Assignment >>
Print out every entry, keeping each line identical to the original.

Records for the exercise START

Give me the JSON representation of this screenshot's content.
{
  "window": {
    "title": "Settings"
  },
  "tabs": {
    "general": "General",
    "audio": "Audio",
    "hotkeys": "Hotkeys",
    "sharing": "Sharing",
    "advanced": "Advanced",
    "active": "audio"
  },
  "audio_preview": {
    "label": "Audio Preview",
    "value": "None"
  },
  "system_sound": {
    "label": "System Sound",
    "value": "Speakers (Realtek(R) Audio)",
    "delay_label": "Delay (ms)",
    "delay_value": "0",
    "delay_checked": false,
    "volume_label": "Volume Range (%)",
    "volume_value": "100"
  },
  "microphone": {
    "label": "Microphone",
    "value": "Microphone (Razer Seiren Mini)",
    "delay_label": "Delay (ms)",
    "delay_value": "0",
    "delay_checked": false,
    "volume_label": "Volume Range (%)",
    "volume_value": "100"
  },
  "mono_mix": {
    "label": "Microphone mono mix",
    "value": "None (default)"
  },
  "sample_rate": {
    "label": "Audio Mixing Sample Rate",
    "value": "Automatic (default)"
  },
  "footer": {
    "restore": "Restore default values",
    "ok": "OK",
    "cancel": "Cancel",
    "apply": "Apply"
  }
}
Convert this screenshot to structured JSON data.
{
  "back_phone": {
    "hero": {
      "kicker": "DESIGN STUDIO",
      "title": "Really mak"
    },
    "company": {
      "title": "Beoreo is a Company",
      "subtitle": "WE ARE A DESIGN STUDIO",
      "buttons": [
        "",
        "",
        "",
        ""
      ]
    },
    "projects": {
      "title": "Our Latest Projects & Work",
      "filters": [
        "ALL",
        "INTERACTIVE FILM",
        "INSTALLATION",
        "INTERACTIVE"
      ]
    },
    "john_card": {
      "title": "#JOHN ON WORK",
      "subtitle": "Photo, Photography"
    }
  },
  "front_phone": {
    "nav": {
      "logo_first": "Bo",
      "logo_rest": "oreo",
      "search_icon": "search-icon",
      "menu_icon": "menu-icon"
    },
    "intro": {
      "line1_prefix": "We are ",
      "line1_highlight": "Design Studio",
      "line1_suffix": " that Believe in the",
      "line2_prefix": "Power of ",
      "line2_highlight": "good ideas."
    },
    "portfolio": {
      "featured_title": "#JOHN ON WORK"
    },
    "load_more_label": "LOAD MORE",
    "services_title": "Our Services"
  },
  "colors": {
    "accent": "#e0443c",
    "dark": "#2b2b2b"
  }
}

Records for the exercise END

Your response >>
Give me the JSON representation of this screenshot's content.
{
  "window": {
    "title": "Settings"
  },
  "tabs": {
    "general": "General",
    "audio": "Audio",
    "hotkeys": "Hotkeys",
    "sharing": "Sharing",
    "advanced": "Advanced",
    "active": "audio"
  },
  "audio_preview": {
    "label": "Audio Preview",
    "value": "None"
  },
  "system_sound": {
    "label": "System Sound",
    "value": "Speakers (Realtek(R) Audio)",
    "delay_label": "Delay (ms)",
    "delay_value": "0",
    "delay_checked": false,
    "volume_label": "Volume Range (%)",
    "volume_value": "100"
  },
  "microphone": {
    "label": "Microphone",
    "value": "Microphone (Razer Seiren Mini)",
    "delay_label": "Delay (ms)",
    "delay_value": "0",
    "delay_checked": false,
    "volume_label": "Volume Range (%)",
    "volume_value": "100"
  },
  "mono_mix": {
    "label": "Microphone mono mix",
    "value": "None (default)"
  },
  "sample_rate": {
    "label": "Audio Mixing Sample Rate",
    "value": "Automatic (default)"
  },
  "footer": {
    "restore": "Restore default values",
    "ok": "OK",
    "cancel": "Cancel",
    "apply": "Apply"
  }
}
Convert this screenshot to structured JSON data.
{
  "back_phone": {
    "hero": {
      "kicker": "DESIGN STUDIO",
      "title": "Really mak"
    },
    "company": {
      "title": "Beoreo is a Company",
      "subtitle": "WE ARE A DESIGN STUDIO",
      "buttons": [
        "",
        "",
        "",
        ""
      ]
    },
    "projects": {
      "title": "Our Latest Projects & Work",
      "filters": [
        "ALL",
        "INTERACTIVE FILM",
        "INSTALLATION",
        "INTERACTIVE"
      ]
    },
    "john_card": {
      "title": "#JOHN ON WORK",
      "subtitle": "Photo, Photography"
    }
  },
  "front_phone": {
    "nav": {
      "logo_first": "Bo",
      "logo_rest": "oreo",
      "search_icon": "search-icon",
      "menu_icon": "menu-icon"
    },
    "intro": {
      "line1_prefix": "We are ",
      "line1_highlight": "Design Studio",
      "line1_suffix": " that Believe in the",
      "line2_prefix": "Power of ",
      "line2_highlight": "good ideas."
    },
    "portfolio": {
      "featured_title": "#JOHN ON WORK"
    },
    "load_more_label": "LOAD MORE",
    "services_title": "Our Services"
  },
  "colors": {
    "accent": "#e0443c",
    "dark": "#2b2b2b"
  }
}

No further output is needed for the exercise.